In Quebec, the only way to access imported beer from Europe, save for a few macrobrews which make it to deps (corner stores), is through the SAQ, the provincial retailer. This means that the list of great European beers I can get is extremely limited. Saison Dupont for example, which I would name as my ‘desert island’ beer, is not available in Quebec. However, the list of beers that the SAQ chooses to stock does include a few truly spectacular ones, and these sell for a fraction of the price you would pay in the states. One of these is Rochefort 10, which is a real gem.
The fact that I can find such a great quad at such a reasonable price begs the question: why make one yourself? Well, it gives me an excuse to experiment with a new process. In this case, brew in a bag. With my standard mash / transfer / fly sparge procedure, I can only use about 2.5 kilos of grain at most, resulting in an OG of around 1.060. This batch used a brew in a bag / batch sparge hybrid procedure with almost double that amount of grain to see what kind of extraction numbers I could get.
The idea was to mash as much grain as I could get into my kettle, brew in a bag style, and then remove the grain bag and place it into another vessel filled with sparge water, leave it there for ten minutes, pour the runnings back into the kettle and begin boiling. A ‘double dip’, if you will.
The mash, which used 4.4 kg of grain at 2.4 L/kg, filled my kettle right to capacity as you can see above.
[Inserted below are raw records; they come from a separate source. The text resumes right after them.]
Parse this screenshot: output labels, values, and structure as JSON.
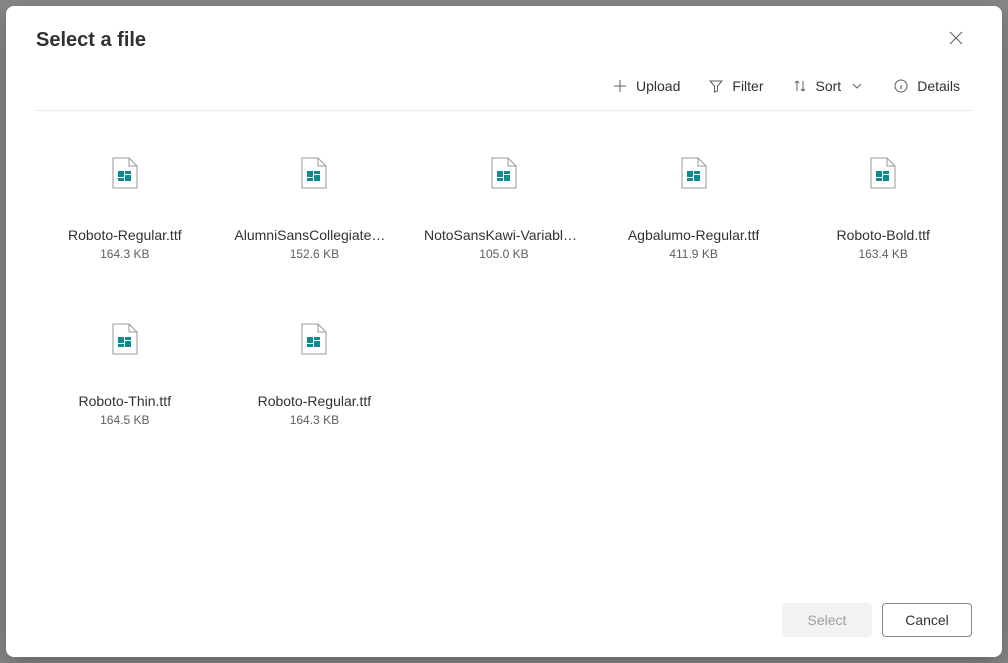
{
  "dialog": {
    "title": "Select a file"
  },
  "toolbar": {
    "upload": "Upload",
    "filter": "Filter",
    "sort": "Sort",
    "details": "Details"
  },
  "files": [
    {
      "name": "Roboto-Regular.ttf",
      "size": "164.3 KB"
    },
    {
      "name": "AlumniSansCollegiateOne-Regular.ttf",
      "size": "152.6 KB"
    },
    {
      "name": "NotoSansKawi-VariableFont_wght.ttf",
      "size": "105.0 KB"
    },
    {
      "name": "Agbalumo-Regular.ttf",
      "size": "411.9 KB"
    },
    {
      "name": "Roboto-Bold.ttf",
      "size": "163.4 KB"
    },
    {
      "name": "Roboto-Thin.ttf",
      "size": "164.5 KB"
    },
    {
      "name": "Roboto-Regular.ttf",
      "size": "164.3 KB"
    }
  ],
  "footer": {
    "select": "Select",
    "cancel": "Cancel"
  }
}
The double dip idea was a bit of a disaster, as the vessel with the sparge water in it had a smaller diameter than the kettle, so the grain bag wasn’t so much placed into it as onto it. After making a mess and losing a bunch of runnings it was eventually squished in. Oh well, lesson learned.
The rest of the brew day went smoothly, and I made some date syrup (actually more like date broth) to add to the boil along with some simple sugar in the last ten minutes. Just a pile of thinly sliced dates boiled in a bit of water for half an hour. OG ended up at about 1070, dismal efficiency. I knew I would lose a lot with this process, but I expect the ‘double dipping’ fiasco had a huge additional efficiency cost since a good deal of the runnings went onto the stove top or into the sink. The upside of the low OG is that I only needed one and a half vials of yeast, so I was able to save a half vial to use for something unusual.
Batch Size: 9L
Boil Time: 80 min
Measured OG: 1.072
Measured FG: 1.007
Estimated IBU (brewtoad): 30
Estimated SRM (brewtoad): ?
Estimated Extract Efficiency: ?
3000g Belgian Pilsner Malt
500g Munich 20L
300g Wheat Malt
300g Cane/Table Sugar Mix
200g Special B
250mL Date Broth
Rest for 70 min at 66.5C, 2.4L/kg, transfer grain bag into 3L of 75C sparge water.
20g Mandarina 7.5% AA @ 80 min
WLP545 Belgian Strong Ale @ ~13 Million Cells/mL
23.09.15: Yeast pitched, temperature at 19.5C.
27.09.15: Temperature to 22.5C gradually over past three days.
30.09.15: Temperature at 22.5C, krausen subsided, slowly ramping down.
08.10.15: Temperature at 21C. Tiny yeast rafts all over the surface.
14.10.15: Bottled 7.5L with 60g of table sugar (3.0 Volumes).